yet agreed to sacrifice her husband's corpse to the ritual. Now Peggy is in investigative mode. One day, to the child's delight, Peggy invites Alice
to go pony-riding to the chagrin of the parents who understandably want her to themselves in the few days granted. The discrepancy is soon felt
by the whole community as the skies darken, birds fall from the sky and animals are gruesomely assaulted. Something in the death does not calculate,
quite literally, and a devil has been unleashed.
Wake Wood delves into a popular sub-strand of the British genre film, the rural occult fantasy. There has run a rich vein of supernatural
greenbelt fantasies over the last four decades peaking early with Blood On Satan's
Claw (1970), and The Wicker Man (1973), putting the cult into
cultivation. Virtually everyone and every company but Hammer ploughed Britain's fertile magical fields over that time as cornfields and cottages
were besieged by psychotic pagans, rampant witchery and often less discernable Luddite and medieval terrors. Hammer did do battle with covens in
The Witches (1967), and The Devil Rides Out (1968), the former a particularly underrated affair that if failing in tone certainly
succeeded in suggesting the perverse during its ritual sequences.
But those earlier films, while essaying the Hammer quality, in so doing divested a truer mystery and magic.
Blood On Satan's Claw would shoot from the furrows while the unique
terrors of The Godsend (1980) took place in seas of green grass. The monstrous invisible potent of The Appointment (1981) appeared
to own the landscape as it did in The Outcasts (1982). Hammer's films
were governed by a studio ethic and the often central European settings suited the gothic artifice but the British and Irish folkloric adventures
that followed used the landscape and film fell in love with the natural light.
This is where Wake Wood falls down a little. The digital camera is at time too stark and amateurish. The post-production is erratic with
different levels of attention to the image quality and one day-for-night shot is particularly very poorly disguised. There are a number of modern
touches which largely work, including the erratic editing during fraught moments, but this pop techniques reek of the identities of others. The
film is never dull, and the turning around of the story to bring the threat onto the villagers is novel. Some of the bloody deaths though are
unnecessary and lack imagination.

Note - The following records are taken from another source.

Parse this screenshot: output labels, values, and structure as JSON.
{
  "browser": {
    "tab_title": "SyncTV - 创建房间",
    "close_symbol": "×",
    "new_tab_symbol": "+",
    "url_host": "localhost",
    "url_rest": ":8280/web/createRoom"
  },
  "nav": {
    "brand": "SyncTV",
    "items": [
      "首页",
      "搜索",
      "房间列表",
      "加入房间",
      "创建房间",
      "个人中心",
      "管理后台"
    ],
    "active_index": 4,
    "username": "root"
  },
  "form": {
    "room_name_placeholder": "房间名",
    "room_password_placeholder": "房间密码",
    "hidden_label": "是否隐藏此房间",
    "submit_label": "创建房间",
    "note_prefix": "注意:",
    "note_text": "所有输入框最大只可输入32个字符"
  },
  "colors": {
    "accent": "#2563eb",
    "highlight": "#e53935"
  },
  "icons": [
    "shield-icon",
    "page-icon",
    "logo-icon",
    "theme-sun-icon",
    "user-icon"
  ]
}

I have a pet hate for scenes in which person A sticks a hand into person B's stomach or chest and withdraws a beating heart. The CGI that accompanies
the return of the dog bite wounds to the girl also lose their magic for being so obviously a post-production creation. Aiden Gillen performs in
disinterested mode while Timothy Spall is great as the village leader, sinister but ultimately powerless. Spall returns to the British horror film
after a short spree in the 1980s when he could be spotted in The Bride, Gothic, and Dream Demon.
There have been a lot of hands in this production enabling it to be made, including Vertigo Films (also behind Street Dance 3D), Fantastic
Films, the Irish Film Board and Film I Skane. The presence of Swedish and Irish production houses reminds one of an earlier partnership between
the two countries in the 1970s that resulted in Calvin Floyd's fine pair of gothic horrors Victor Frankenstein (1977), and Inn Of The
Flying Dragon (1978). Wake Wood largely stands on its own merits, though comparisons are there for the making with Mary Lambert's Pet
Sematary, the older film at ease with less plotting and unfolding with darker ease and a more enticing style. Wake Wood does enough of
a good job though and is a promising step forward for the new Hammer. Whether it can be sustained and whether the Hammer name can become more than
a token moniker on other's products is another thing.